Bello had also called on every agency in the ports to offer automated services which will make services faster as can be obtained in other advanced countries. Already, many agencies of government, including NPA, Customs Service, SON, NAFDAC, among others have introduced automated services. This, according to Bello, has helped in trade facilitation at the ports. At a recent meeting between the Customs and officials of the council, Bello stressed the need for the deployment of modern equipment for trade facilitation.

Noting that Customs had been alive to its statutory responsibility, he said modern trade facilitation is anchored on ICT, adding that if embraced, it would bring about “efficiency, predictability and transparency in cargo clearance process”. Automation, he said, will help in minimising human contact and eliminate corruption at the ports.

He said: “Customs has been alive to its responsibilities and it is a catalyst for trade facilitation. With the way our economy is going, we have no choice but to improve on trade facilitation so that the maritime industry will rightly take its place as major revenue earner for the economy. We believe that modern trade facilitation is anchored on automation. This will bring about the much needed transparency, predictability and efficiency.

“Automation of the processes of cargo is one of our cardinal function but we cannot do it alone so we need the customs for us to come together. There must be frequent forum so that people will know that we are serious about this automation. There is corruption in the system and one of the easiest ways to banish it is through deployment of ICT. This is the time for technology at the port and together with customs, we can achieve it”.

He also called on the Customs to be the lead in championing the course of single window in Nigeria for it to be at par with other developed countries. Bello pointed out that a situation where scanners at the port are not utilised because they are non-functional is an issue that the Customs management should quickly address.

During the meeting, Customs Zonal Coordinator, Lagos, Assistant Comptroller General of Customs, Mr. Charles Edike, said efforts are being made to acquire scanners. Edike said new scanners will address all examination issues at the ports, recalling that it was a nightmare for him as Controller at Apapa port when the scanners collapsed.

Among other efforts of the Ports regulator to ensure the Nigerian ports achieve efficiency that can position Nigeria as a hub include the introduction of Cargo Tracking Note (CTN) which will reduce the decades of fraudulent practices, including under-declaration, concealment of cargo by the importers/exporters and shipping companies. CTN also has security benefits as the cargo is monitored from port of loading to port of destination.

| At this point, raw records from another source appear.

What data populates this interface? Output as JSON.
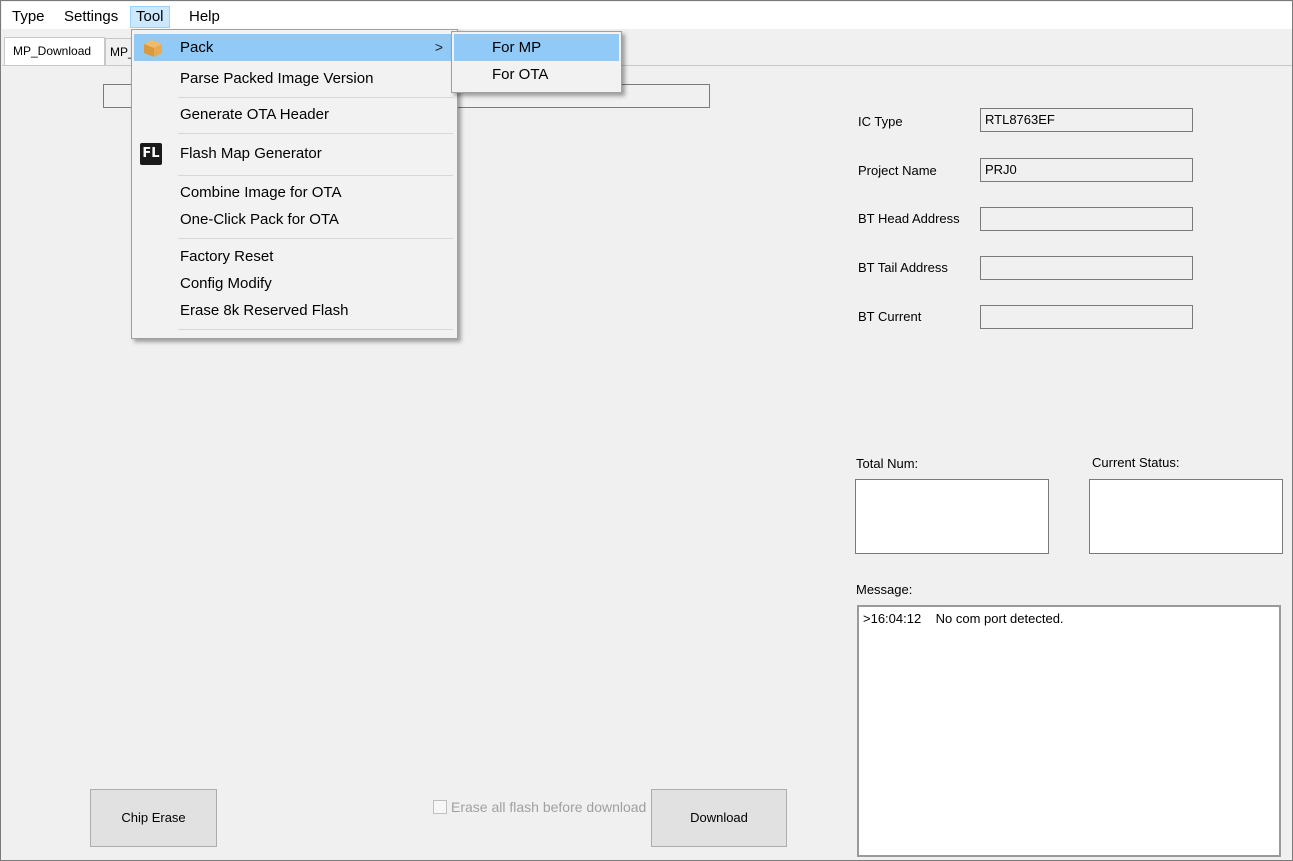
{
  "menubar": {
    "items": [
      "Type",
      "Settings",
      "Tool",
      "Help"
    ]
  },
  "tabs": [
    "MP_Download",
    "MP_"
  ],
  "tool_menu": {
    "items": [
      {
        "label": "Pack",
        "has_submenu": true
      },
      {
        "label": "Parse Packed Image Version"
      },
      {
        "label": "Generate OTA Header"
      },
      {
        "label": "Flash Map Generator"
      },
      {
        "label": "Combine Image for OTA"
      },
      {
        "label": "One-Click Pack for OTA"
      },
      {
        "label": "Factory Reset"
      },
      {
        "label": "Config Modify"
      },
      {
        "label": "Erase 8k Reserved Flash"
      }
    ],
    "arrow": ">",
    "fl_icon_text": "FL"
  },
  "pack_submenu": {
    "items": [
      "For MP",
      "For OTA"
    ]
  },
  "info": {
    "ic_type_label": "IC Type",
    "ic_type_value": "RTL8763EF",
    "project_name_label": "Project Name",
    "project_name_value": "PRJ0",
    "bt_head_label": "BT Head Address",
    "bt_head_value": "",
    "bt_tail_label": "BT Tail Address",
    "bt_tail_value": "",
    "bt_current_label": "BT Current",
    "bt_current_value": ""
  },
  "status": {
    "total_num_label": "Total Num:",
    "current_status_label": "Current Status:",
    "message_label": "Message:",
    "message_text": ">16:04:12    No com port detected."
  },
  "buttons": {
    "chip_erase": "Chip Erase",
    "download": "Download",
    "erase_all_label": "Erase all flash before download"
  },
  "icons": {
    "pack": "package-icon",
    "flash_map": "fl-icon",
    "submenu_arrow": "chevron-right-icon"
  },
  "colors": {
    "menu_highlight": "#91c9f7",
    "menubar_active": "#cce8ff",
    "package_icon": "#e0a040"
  }
}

The council is also promoting Inland Container Depots (ICDs), which are described as dry ports to take shipping services closer to shippers at any geo-political zone. This will save the shippers the nightmare of having to come to Lagos to clear the goods as the container can be delivered to him through the ICDs.

With efficient rail services, this will check congestion in the Lagos ports, thereby addressing years of Apapa gridlock, and enhancing Nigeria’s chances of becoming a hub port. NPA recently decided to register only trucks that are roadworthy to carry goods from the Lagos ports. This exercise, according to the General Manager, Western Zone, Chief Michael Ajayi, will check cases of trucks breakdown on the Apapa access roads.

The management of the NPA, apart from coordinating the deep seaport projects in the country, has also been involved in maintenance dredging of the ports in what is intended also to position Nigerian port as one of the contenders in the hub port position in the sub-region. Since security remains very important in every business environment, the management of NIMASA has also been involved in the fight against piracy on the nation’s territorial waters in order to remove any obstacle on Nigeria’s quest for the hub status position.